Scene after scene of increasingly bloody fighting between ruling Hamas Islamists and President Mahmoud Abbas's secular faction have been going on in the Gaza strip of Palestine these days.
Intense gun battles and mortar shelling continued on Wednesday, June 13 and, a day earlier, on Tuesday, or June 12, it was described by international media as the most intense bloody day, the day on which Palestinian Fatah and Mamas militants fought an all-out "unprecedented" battle with the use of all types of military equipment available, such as mortars, rockets and machine guns, leaving 28 people dead and more than 100 others wounded. Approximately 60 Palestinians were killed in these internal clashes in three days of fighting.
Palestinian Authority Chairman Mahmoud Abbas called a meeting of the Fatah Central Committee in Ramallah Tuesday night and announced a decision of Fatach to temporarily suspend the effort to join the Palestinian national unity government till the internal clashes between Hamas and Fatah were over. Prior to the meeting, Mahmoud Abbas accused Hamas of staging a "blood coup" in Gaza, and prompted the armed factions in conflict to immediately lay down their arms and cease the internal clashes and bloodshed.
As far as the appearances go, the escalating open infighting of Palestine is focused on the contention for control of the security right and a greater decisive say in political affairs. And the in-depth reasons behind, however, are attributed to the inevitable clashes of very different outlooks on value, ideas about wielding the power and the mode of action between the two sides in the special conditions. Fatah, a temperate force with a history of decades, aims to build a "democratic, progressive and free nation without racial discrimination and regardless to races; whereas Hamas, a faction with obvious strong religious tints, stands for establishing an Islamic nation with the integration of religions and the state under the guidance of Islamism.

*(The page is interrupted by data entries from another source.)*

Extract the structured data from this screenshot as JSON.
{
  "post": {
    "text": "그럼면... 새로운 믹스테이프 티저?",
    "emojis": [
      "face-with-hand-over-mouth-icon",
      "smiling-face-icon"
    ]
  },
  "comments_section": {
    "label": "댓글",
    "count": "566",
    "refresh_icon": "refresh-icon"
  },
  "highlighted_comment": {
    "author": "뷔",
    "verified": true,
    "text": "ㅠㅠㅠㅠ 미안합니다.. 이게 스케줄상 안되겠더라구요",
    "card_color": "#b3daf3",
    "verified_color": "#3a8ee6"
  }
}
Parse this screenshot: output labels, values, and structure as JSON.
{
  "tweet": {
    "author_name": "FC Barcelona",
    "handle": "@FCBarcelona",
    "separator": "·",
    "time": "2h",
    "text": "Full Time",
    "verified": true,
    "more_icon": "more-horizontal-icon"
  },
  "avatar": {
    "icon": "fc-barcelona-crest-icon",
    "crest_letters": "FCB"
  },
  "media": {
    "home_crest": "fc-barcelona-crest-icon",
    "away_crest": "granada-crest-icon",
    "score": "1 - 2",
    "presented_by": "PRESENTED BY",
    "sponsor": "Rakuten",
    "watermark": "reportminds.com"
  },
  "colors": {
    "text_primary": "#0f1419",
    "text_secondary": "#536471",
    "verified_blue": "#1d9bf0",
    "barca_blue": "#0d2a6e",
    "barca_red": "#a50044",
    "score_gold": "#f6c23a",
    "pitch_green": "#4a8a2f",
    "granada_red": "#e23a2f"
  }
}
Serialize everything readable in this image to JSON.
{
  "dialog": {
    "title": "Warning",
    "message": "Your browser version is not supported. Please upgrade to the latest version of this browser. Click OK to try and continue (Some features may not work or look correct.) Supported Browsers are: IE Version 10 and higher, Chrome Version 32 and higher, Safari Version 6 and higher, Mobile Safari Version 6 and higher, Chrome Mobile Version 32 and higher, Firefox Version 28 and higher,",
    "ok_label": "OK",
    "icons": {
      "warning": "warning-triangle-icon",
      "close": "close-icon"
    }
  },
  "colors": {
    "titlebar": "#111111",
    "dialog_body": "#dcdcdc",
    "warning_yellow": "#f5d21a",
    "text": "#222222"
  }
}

Such a world of difference has mad it difficult for the two factions to live in peace and harmony. In fact, since Hamas came to power through election, they could only sit in the chairs of the joint administration thanks to patient, painstaking persuasion of Saudi Arabia. Many veterans in Fatah, who had fought diligently and unswervingly for decades resent to the supporting role they now assume in governing. In the meantime, Hamas militants now very much value the power they have seized, are particular about it and would brook no interference from outsiders. They regard their contention with Fatah as the life-death struggle to defend their rights and safeguard their dignity. Consequently, it is real hard and inevitable for Fatah and Hamas to avert the open strife and veiled rivalry, frictions and even bloodshed.
The internal faction scheme and plot as well as military strikes from Israel have saddened and disheartened most Palestinians. A latest poll conducted in Palestine show that as high as 90 percent of Palestinians referred to the new Palestinian national unity government as one in a terrible mess, and 70 percent of them deem that the unity government is sure to suffer domestic trouble from within and attacks from without and could be disintegrated in not a distant future.
In a recent commentary, the "Middle East" newspaper based in London cited the internal strife as only a prelude to the still greater turmoil just lying ahead. In view of the current situation, it is still too early to assert the disintegration of the Palestinian national unity government, but it is an irrefutable fact that Fatach and Hamas are strange bedfellows, the commentary noted. If their contradictions and strife are not disposed of prudently, coupled with troubles stirred up by external forces from behind the scene, it will be quite likely for them to part with each other and go their own ways eventually.
By People's Daily Online